To grow Peruvian Apple Cactus, you’ll need a bright spot with plenty of direct sunlight. Sometimes, if the sun is scorching hot, you might want to move your plant someplace slightly shadier; even cacti can get sunburn.
Its columnar growth won’t crowd out other plants despite its impressive size, making it a perfect accentuating plant. As a houseplant, bottom-heavy containers are your best friend, but it also has some uses in landscaping.
This plant is succulent and needs very little water to survive. In fact, overwatering is the most common mistake made when caring for this cactus.
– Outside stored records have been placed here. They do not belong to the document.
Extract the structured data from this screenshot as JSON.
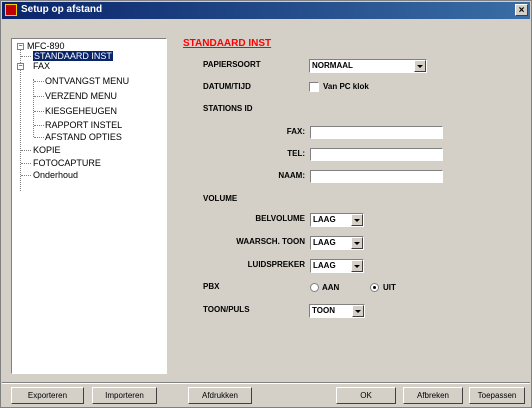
{
  "window": {
    "title": "Setup op afstand",
    "close": "×"
  },
  "tree": {
    "root": "MFC-890",
    "items": [
      "STANDAARD INST",
      "FAX",
      "ONTVANGST MENU",
      "VERZEND MENU",
      "KIESGEHEUGEN",
      "RAPPORT INSTEL",
      "AFSTAND OPTIES",
      "KOPIE",
      "FOTOCAPTURE",
      "Onderhoud"
    ],
    "expander_minus": "−"
  },
  "panel": {
    "title": "STANDAARD INST",
    "papiersoort": {
      "label": "PAPIERSOORT",
      "value": "NORMAAL"
    },
    "datumtijd": {
      "label": "DATUM/TIJD",
      "checkbox_label": "Van PC klok"
    },
    "stations_id": {
      "label": "STATIONS ID",
      "fax_label": "FAX:",
      "fax_value": "",
      "tel_label": "TEL:",
      "tel_value": "",
      "naam_label": "NAAM:",
      "naam_value": ""
    },
    "volume": {
      "label": "VOLUME",
      "belvolume_label": "BELVOLUME",
      "belvolume_value": "LAAG",
      "waarsch_label": "WAARSCH. TOON",
      "waarsch_value": "LAAG",
      "luidspreker_label": "LUIDSPREKER",
      "luidspreker_value": "LAAG"
    },
    "pbx": {
      "label": "PBX",
      "aan": "AAN",
      "uit": "UIT",
      "selected": "UIT"
    },
    "toonpuls": {
      "label": "TOON/PULS",
      "value": "TOON"
    }
  },
  "buttons": {
    "exporteren": "Exporteren",
    "importeren": "Importeren",
    "afdrukken": "Afdrukken",
    "ok": "OK",
    "afbreken": "Afbreken",
    "toepassen": "Toepassen"
  }
}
The best way to water your cactus is to allow the soil to dry out completely before watering again.
Typically, one watering session every two weeks is recommended in the summer months, but each specimen’s needs vary slightly. Figure out where your plant stands through trial and error. Reduce watering in the winter as the cactus needs even less of it in the colder season.
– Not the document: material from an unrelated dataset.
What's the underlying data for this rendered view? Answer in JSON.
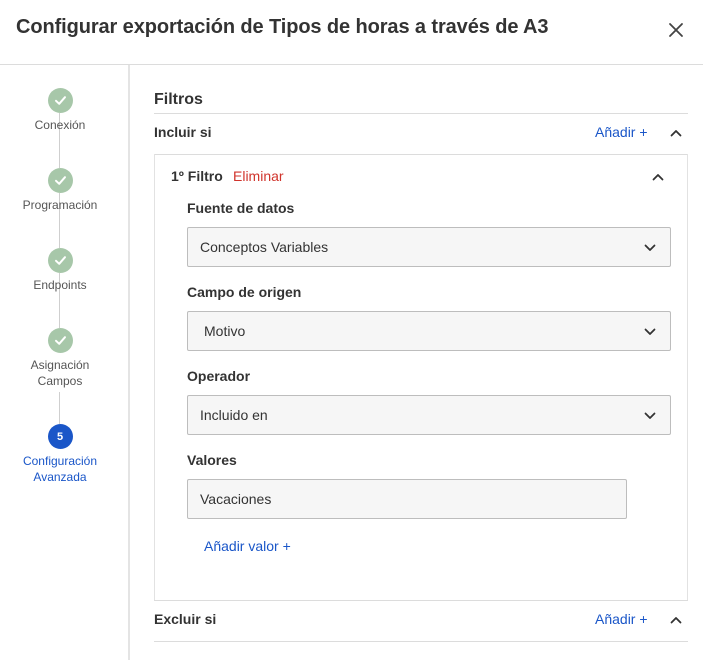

Indicative of its succulent nature, Cereus Repandus prefers a warm temperature. The optimum temperature for flowering and fruiting is between 65 and 75 degrees Fahrenheit. But this is a hardy plant, particularly when it comes to temperature; tolerating temperatures as low as 20 degrees Fahrenheit is well within its capability.
This cactus doesn’t care about humidity too much. Average room humidity levels are acceptable, and even if the moisture levels dip, it’s nothing to be concerned about. This makes it an ideal plant for homes and offices with dry air.
Unless the soil quality is exceedingly poor, there is little need for fertilizer. But if you want the best for your plant, you can fertilize the soil with slow-release liquid fertilizer in the growing season—space out the feeding sessions by a month or so to prevent overfeeding.
Propagating Cereus repandus
Cereus repandus can be propagated by seeds, cuttings, or offsets. Stem cuttings are the easiest to obtain and root readily, making them the go-to method.
Cuttings can be taken from the topmost parts of the stem and should be allowed to callus over before planting. Once the cutting is ready, plant in moist, rich organic compost, preferably peat-based. The plant can take a few weeks to become established.
Seeds should be sown in a well-drained medium, such as sand or gravel, and should be kept moist and warm until germination. Seeds are notoriously tricky to germinate, so keep that in mind.
You can also opt to plant the offsets produced in the growing season (spring to summer). Simply twist these off the parent plant and plant in fresh compost. They should take root in a couple of weeks.
Potting and Repotting Peruvian Apple Cactus
Peruvian apple cactus requires well-drained soil and full sun to thrive. It can be potted in a standard potting mix, but make sure to add plenty of grit or sand to the mix to help with drainage. Repotting should only be necessary every few years when the plant becomes root-bound. Wait until the threat of frost has passed in spring to repot, as it can be tender at this time.
Peruvian Apple Cactus is a major host to cactus mealybugs. Luckily, there is almost no place for these pests to hide on this plant, making identifying them relatively easy. Rub horticultural oil on the surface to deal with early-stage infestations.
The Best Way to Take Care of a Peruvian Apple Cactus (Video)
How to propagate Peruvian Apple Cactus?
Peruvian Apple Cacti are propagated from cuttings taken from the stem. First, pick the top part of a healthy stem and make a clean cut. Allow the cutting to callus over and then plant it in moist potting mix. Keep the soil moist and warm until the cutting has rooted. You can also propagate this cactus by seeds and offsets, but cuttings are easier.
How long does the Peruvian Apple Cactus bloom last?
Blooms of this cactus only last for a night. They flower at night and fade away by the morning. This is also why this cactus is commonly known as Night-Blooming Cereus.
How to plant Peruvian Apple Cactus cutting?
Once you’ve made a cutting, it needs to callus over before planting. This can take upwards of a month, depending on the specimen. Once the cut portion has completely healed, plant it in a pot of well-draining potting mix. Keep the soil warm to allow the cutting to take root.
“File:Cereus repandus 01.JPG” by AfroBrazilian is licensed under CC BY-SA 4.0
“Peruvian Apple Cactus” by Rosa Say is licensed under CC BY-NC-ND 2.0